Look no further than the rapper Tyga (real name Micheal Ray Stevenson) who got served while hosting a sneaker release party. The papers were from his landlord for overdue payments on the mansion he was renting. If it was any consolation, the man who delivered the papers to him bought two pairs of the rapper’s sneakers and had their boxes autographed. Upon seeing what the papers were for, Tyga even gamely posed for a picture with the man who served them. And it boded the rapper well to be such a good sport about it instead of acting upset and making a scene.

On the other hand, some celebrities can’t help but be upset when they become subject to such sneak attacks. In 2013, the singer Ciara was handed legal paperwork for a dispute with a nightclub alleging her of bailing on a scheduled performance. While performing at a concert, Ciara took the paperwork that she thought was from a fan looking to get her autograph. Upon seeing that the papers weren’t from a fan, she threw them back to the person who handed them to her and kept on performing like a true pro.

There is no single correct way to handle such a scenario. In Ciara’s case, she probably had her legal team handle the paperwork for her. She probably then wrote a song about it.

Keep in mind that some people have had stranger experiences when getting served court papers. If you ever find yourself at the receiving end of legal papers and have any questions, make sure you read the papers carefully and understand their contents before taking any further action. More importantly, ask an attorney for help.

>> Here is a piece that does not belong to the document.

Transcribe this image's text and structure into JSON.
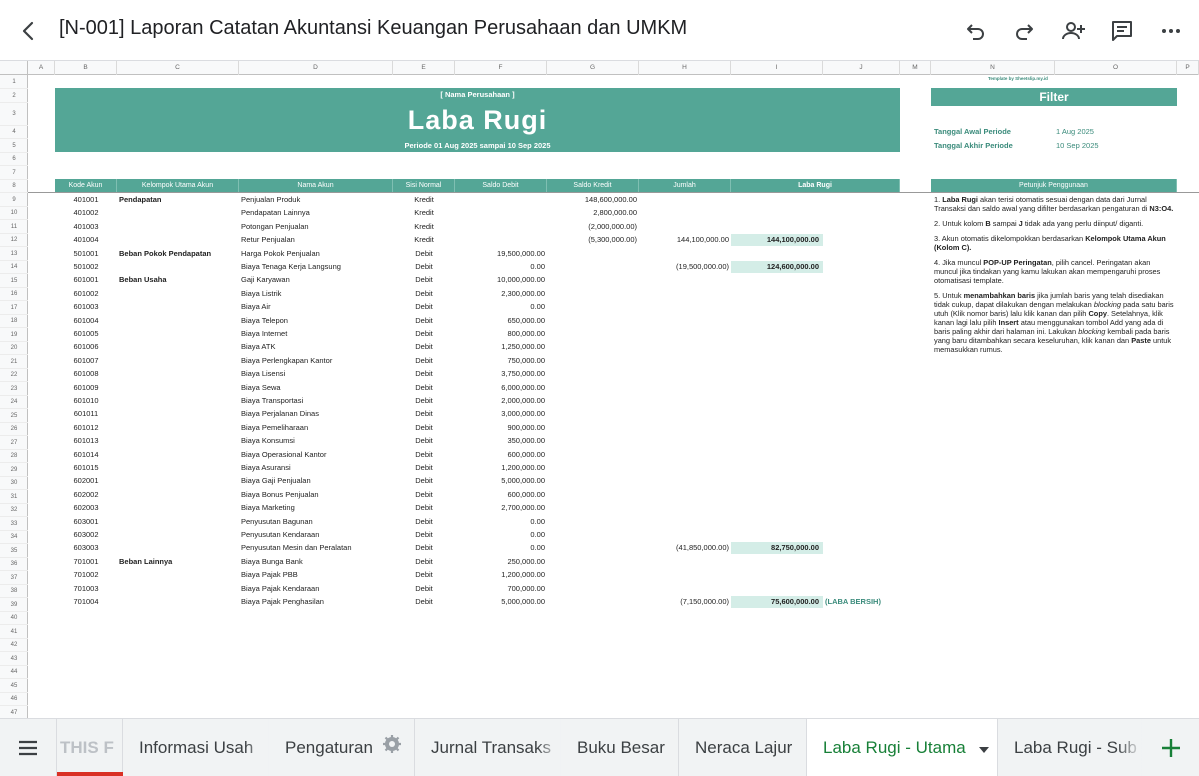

Buckingham, LaGrandeur, & Williams are the ones to ask about your family law or personal injury cases in the Evergreen State. Call our law offices in Renton, Seattle.